■ What is needed
Only the number is wanted: state how many lines of the data below contain the word "false".

── Provided data ──

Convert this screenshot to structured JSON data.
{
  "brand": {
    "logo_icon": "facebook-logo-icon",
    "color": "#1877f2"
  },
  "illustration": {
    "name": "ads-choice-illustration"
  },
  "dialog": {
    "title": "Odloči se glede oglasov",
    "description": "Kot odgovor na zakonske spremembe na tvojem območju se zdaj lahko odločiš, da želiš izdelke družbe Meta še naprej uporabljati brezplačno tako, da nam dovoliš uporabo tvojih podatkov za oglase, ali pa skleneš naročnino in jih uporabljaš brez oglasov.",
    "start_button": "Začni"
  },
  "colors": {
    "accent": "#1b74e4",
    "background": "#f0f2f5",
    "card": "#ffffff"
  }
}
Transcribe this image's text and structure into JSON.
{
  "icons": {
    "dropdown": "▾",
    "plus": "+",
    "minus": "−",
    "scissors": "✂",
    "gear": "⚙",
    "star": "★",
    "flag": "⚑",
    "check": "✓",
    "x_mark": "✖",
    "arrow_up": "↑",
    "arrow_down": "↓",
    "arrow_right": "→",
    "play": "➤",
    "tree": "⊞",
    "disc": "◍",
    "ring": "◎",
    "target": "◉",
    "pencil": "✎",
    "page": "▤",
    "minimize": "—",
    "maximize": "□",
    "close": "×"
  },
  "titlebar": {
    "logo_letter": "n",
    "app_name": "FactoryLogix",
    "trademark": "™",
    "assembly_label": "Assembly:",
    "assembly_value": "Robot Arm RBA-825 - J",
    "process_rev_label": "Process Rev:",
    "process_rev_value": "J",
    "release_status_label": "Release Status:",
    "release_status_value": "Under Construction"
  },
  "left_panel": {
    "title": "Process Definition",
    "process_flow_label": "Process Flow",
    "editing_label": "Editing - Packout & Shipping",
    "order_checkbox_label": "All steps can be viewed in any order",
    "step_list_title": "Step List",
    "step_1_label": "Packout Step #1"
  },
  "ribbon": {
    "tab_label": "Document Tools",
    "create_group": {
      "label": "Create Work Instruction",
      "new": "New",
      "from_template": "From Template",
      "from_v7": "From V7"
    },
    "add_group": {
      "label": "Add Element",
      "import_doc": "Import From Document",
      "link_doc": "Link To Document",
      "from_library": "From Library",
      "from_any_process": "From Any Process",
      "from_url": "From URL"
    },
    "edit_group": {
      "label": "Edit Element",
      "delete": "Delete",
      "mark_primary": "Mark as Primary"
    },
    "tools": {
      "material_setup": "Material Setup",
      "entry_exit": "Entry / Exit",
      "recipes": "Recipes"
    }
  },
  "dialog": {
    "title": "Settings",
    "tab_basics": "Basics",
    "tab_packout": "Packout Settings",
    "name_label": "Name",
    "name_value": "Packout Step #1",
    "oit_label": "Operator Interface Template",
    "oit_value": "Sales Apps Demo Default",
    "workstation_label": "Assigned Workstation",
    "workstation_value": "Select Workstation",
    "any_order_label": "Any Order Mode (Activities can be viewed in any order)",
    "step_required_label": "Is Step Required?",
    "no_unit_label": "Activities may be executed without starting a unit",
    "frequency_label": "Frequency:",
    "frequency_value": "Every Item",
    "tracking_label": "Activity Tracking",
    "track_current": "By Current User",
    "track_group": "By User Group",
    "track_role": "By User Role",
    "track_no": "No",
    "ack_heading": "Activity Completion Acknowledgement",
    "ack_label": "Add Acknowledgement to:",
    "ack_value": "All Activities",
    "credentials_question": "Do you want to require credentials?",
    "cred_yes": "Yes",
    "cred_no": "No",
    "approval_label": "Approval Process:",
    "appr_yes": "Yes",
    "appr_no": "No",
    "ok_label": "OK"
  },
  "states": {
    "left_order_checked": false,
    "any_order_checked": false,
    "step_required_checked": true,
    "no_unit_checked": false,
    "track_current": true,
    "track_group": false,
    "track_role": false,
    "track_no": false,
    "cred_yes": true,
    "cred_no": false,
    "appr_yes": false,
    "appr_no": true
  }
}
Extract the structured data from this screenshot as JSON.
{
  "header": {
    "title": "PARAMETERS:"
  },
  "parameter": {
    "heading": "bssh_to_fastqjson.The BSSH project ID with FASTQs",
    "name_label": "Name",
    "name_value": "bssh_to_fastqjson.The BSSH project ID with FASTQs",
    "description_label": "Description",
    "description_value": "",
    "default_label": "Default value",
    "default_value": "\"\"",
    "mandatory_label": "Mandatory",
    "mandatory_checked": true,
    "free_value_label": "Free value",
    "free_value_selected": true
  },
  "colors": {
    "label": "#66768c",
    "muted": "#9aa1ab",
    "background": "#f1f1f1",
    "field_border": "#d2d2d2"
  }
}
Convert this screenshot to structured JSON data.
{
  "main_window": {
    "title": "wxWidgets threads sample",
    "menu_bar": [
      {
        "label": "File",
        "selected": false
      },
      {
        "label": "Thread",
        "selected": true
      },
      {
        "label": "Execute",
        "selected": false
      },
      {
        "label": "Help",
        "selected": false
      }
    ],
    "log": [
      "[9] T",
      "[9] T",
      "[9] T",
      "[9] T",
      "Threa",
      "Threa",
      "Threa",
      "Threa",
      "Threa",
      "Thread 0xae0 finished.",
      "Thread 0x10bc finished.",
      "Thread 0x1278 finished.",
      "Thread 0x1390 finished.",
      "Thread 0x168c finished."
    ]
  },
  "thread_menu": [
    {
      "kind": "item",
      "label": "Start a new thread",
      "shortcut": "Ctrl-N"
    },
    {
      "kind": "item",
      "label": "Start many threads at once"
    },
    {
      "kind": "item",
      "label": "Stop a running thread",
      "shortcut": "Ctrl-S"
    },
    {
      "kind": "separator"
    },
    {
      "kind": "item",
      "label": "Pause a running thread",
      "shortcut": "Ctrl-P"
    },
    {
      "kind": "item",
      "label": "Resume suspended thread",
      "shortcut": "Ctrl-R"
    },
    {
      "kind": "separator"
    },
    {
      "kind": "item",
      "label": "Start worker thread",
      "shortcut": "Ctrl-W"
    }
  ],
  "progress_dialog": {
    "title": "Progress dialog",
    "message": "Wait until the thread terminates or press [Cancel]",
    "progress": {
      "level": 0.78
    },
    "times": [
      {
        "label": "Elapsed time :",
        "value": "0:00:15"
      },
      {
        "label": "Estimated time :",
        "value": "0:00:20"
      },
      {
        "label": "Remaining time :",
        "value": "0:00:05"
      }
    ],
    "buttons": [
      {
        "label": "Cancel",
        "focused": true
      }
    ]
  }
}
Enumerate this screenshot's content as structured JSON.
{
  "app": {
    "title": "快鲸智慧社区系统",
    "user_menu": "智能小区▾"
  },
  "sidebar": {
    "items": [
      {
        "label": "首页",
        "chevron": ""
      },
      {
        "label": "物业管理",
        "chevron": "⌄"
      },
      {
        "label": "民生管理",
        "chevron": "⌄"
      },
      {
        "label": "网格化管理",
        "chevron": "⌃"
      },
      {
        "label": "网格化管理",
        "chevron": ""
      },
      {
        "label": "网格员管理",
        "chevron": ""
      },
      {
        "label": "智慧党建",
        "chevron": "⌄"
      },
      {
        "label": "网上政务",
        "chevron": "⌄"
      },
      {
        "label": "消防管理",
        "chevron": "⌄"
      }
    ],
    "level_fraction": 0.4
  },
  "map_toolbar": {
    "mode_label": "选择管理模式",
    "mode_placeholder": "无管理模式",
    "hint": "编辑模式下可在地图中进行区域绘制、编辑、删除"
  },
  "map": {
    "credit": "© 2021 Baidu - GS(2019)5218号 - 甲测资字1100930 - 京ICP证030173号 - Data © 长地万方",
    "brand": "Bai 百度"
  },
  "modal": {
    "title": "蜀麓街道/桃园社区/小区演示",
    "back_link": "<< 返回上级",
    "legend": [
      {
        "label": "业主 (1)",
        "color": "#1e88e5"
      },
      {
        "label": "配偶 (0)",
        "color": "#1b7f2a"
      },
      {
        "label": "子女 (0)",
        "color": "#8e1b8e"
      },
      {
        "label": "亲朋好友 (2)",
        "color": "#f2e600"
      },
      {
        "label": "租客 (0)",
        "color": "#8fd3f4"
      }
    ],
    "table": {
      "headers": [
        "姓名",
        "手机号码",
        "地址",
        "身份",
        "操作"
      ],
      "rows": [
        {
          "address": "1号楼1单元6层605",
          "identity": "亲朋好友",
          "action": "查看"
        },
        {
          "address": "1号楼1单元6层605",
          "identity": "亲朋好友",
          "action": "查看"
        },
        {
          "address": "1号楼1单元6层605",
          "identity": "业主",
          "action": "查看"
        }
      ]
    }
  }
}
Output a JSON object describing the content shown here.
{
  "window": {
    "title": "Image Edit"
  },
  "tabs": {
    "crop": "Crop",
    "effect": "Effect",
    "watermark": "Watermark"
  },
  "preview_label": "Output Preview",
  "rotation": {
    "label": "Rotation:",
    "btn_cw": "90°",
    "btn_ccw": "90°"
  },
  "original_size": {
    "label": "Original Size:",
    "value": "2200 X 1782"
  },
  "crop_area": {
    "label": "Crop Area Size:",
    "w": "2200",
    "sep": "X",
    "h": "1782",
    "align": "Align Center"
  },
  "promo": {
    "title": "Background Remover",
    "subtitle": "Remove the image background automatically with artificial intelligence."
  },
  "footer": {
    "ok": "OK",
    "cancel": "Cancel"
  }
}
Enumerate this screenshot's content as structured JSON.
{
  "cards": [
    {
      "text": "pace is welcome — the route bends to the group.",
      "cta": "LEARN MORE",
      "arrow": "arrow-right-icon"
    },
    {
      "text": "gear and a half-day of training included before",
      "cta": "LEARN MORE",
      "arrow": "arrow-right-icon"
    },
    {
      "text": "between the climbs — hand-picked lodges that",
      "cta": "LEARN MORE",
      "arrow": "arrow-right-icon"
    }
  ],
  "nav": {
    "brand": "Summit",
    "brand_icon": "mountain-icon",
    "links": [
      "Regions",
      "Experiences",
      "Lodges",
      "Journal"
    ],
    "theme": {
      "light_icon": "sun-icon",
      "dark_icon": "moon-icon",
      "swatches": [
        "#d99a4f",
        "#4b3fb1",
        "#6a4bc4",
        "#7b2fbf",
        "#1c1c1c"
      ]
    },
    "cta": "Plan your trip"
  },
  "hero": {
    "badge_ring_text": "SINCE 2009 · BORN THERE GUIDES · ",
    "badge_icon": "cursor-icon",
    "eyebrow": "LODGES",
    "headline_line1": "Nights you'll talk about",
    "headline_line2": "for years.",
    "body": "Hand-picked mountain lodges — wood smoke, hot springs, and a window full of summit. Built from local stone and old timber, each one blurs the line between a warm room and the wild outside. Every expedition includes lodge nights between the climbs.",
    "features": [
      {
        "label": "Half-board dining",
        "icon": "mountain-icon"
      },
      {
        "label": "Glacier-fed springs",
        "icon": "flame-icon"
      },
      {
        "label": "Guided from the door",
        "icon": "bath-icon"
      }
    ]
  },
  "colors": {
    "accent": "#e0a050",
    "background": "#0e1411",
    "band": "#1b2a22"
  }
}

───

■ Expected answer
11